A recent post, “Black Lives Matter,” discusses the perhaps surprising fact, that the black-white life expectancy gap has been decreasing in recent years. One aspect of this trend is that the death rate by homicide for blacks has been falling faster than it has been for whites. This may be about to change.
As recently reported by Heather MacDonald in the Wall Street Journal, “The Nationwide Crime Wave Is Building,” since Michael Brown was shot and killed by a policeman in Ferguson MO in August 2014, cops are disengaging from discretionary enforcement activity especially in big cities. This “Ferguson Effect” is likely responsible for rising violence in urban areas. For example:
Homicides increased 9% in the largest 63 cities in the first quarter of 2016.
These increases are on top of last year’s 17% rise in homicides in the 56 biggest U.S. cities, with heavily black cities showing murder spikes above 60%.
A study of gun violence in Baltimore showed an inverse correlation with proactive drug arrests. When Baltimore cops virtually stopped making drug arrests last year after the death of Freddie Gray while in police custody, shootings soared.
In Chicago, where pedestrian stops have fallen nearly 90%, homicides this year are up 60% compared with the same period last year.
As Ms. MacDonald notes, “If a powerful segment of society sends the message that proactive policing is bigoted, the cops will eventually do less of it. Ultimately, denial of the Ferguson effect is driven by a refusal to acknowledge the connection between proactive policing and public safety.” Conclusion: If “Black Lives Matter” is going to be more than a slogan, it has to be tied in with sensible policies to reduce violent crime. Demonizing law enforcement is exactly the wrong way to make things better.
As racial tensions begin to ease in Ferguson MO, it is natural to inquire about the root causes of this turmoil and how to avoid future recurrences. Of course, police brutality and public distrust were the triggering events and need to be thoroughly investigated by the proper authorities. But the problem goes deeper than this. The above chart from Think Progress demonstrates the very high unemployment rate among black teenagers. Is it surprising that idle teenagers get into trouble?
Omaha NE, where I live, is not immune to these problems. In 2011 Nebraska had the worst black homicide rate in the nation at 34.4 per 100,000 population, just ahead of Missouri with a rate of 33.4. Black unemployment in Omaha is estimated to be 20% compared with Omaha’s overall unemployment rate of 3.8%.
The problem goes still deeper yet. To be employable, black youths need to become educated, i.e. to stay in school and remain on track to graduate. This, in turn, means that they need to succeed in school from the very beginning, for example, by being proficient in reading at the end of third grade.

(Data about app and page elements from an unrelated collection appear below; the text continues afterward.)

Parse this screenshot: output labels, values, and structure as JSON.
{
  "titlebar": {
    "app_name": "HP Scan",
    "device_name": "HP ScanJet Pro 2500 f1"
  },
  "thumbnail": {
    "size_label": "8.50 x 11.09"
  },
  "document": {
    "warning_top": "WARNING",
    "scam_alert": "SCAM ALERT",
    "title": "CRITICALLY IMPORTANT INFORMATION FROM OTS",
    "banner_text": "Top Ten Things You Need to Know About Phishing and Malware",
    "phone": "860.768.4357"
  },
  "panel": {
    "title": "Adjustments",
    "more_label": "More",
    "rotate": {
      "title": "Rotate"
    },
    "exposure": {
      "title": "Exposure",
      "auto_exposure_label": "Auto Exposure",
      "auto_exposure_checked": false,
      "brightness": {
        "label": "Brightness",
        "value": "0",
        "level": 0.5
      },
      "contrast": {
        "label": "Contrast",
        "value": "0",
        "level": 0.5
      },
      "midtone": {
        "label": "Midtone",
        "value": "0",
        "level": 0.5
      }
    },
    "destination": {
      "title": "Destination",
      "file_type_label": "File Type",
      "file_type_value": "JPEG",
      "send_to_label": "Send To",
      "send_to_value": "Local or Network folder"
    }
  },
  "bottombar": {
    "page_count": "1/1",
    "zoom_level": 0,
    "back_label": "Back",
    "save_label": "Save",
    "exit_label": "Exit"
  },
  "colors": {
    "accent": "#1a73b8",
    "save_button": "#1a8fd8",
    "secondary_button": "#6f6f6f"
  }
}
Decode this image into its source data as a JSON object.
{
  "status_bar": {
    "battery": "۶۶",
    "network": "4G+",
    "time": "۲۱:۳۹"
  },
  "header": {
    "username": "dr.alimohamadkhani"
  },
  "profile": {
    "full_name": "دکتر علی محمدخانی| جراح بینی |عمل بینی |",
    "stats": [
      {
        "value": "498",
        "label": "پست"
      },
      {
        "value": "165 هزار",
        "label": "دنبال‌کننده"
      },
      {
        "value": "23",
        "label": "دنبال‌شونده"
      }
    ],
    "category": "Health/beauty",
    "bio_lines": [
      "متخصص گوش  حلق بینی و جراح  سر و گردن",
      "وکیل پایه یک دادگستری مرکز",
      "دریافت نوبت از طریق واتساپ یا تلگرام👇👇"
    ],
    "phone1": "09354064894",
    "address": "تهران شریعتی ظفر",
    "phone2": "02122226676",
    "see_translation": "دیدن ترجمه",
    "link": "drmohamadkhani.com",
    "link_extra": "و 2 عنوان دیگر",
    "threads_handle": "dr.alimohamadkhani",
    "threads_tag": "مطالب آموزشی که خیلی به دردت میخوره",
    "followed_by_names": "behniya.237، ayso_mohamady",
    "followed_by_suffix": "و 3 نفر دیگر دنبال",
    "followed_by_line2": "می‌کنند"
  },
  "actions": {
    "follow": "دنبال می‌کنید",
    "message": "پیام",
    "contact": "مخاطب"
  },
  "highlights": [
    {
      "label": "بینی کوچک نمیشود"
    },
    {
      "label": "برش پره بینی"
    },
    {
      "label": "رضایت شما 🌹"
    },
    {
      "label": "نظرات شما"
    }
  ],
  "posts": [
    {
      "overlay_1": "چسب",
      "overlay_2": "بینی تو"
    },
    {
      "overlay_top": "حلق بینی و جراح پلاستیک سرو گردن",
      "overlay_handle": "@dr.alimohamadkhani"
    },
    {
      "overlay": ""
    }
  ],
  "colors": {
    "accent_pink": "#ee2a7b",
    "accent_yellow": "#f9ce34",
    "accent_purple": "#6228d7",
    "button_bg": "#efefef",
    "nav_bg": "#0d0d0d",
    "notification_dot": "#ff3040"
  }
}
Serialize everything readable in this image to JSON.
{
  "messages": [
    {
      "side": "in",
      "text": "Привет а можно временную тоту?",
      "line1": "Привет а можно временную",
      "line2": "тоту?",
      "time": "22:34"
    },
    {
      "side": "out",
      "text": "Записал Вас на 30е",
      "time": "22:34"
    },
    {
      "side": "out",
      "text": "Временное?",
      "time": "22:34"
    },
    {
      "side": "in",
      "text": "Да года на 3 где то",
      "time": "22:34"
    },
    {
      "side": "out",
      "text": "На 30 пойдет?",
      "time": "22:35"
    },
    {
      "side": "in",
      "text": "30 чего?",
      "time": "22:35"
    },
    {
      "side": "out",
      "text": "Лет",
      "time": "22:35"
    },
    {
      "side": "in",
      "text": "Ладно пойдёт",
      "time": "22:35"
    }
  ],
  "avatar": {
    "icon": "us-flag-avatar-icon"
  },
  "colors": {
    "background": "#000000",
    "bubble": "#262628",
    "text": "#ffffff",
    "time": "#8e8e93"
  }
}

My last post, “Responsibility Goes Along With the “Good Life,” describes steps that are now getting under way in Omaha to turn around this whole vicious downward spiral of destructive black teenage behavior. The Buffett Early Childhood Institute has put together a long range plan to work with children in poverty from birth to age eight to make sure that they are prepared to succeed in school. It is funded by an annual property tax levy of $5 per $100,000 of assessed valuation throughout the two county metropolitan Omaha area. With such a local funding source, the program will inevitably receive much public attention.
Nebraska is aware that not all of its residents share in the “Good Life” and is making a conscious effort to find its own solution for a very serious national problem.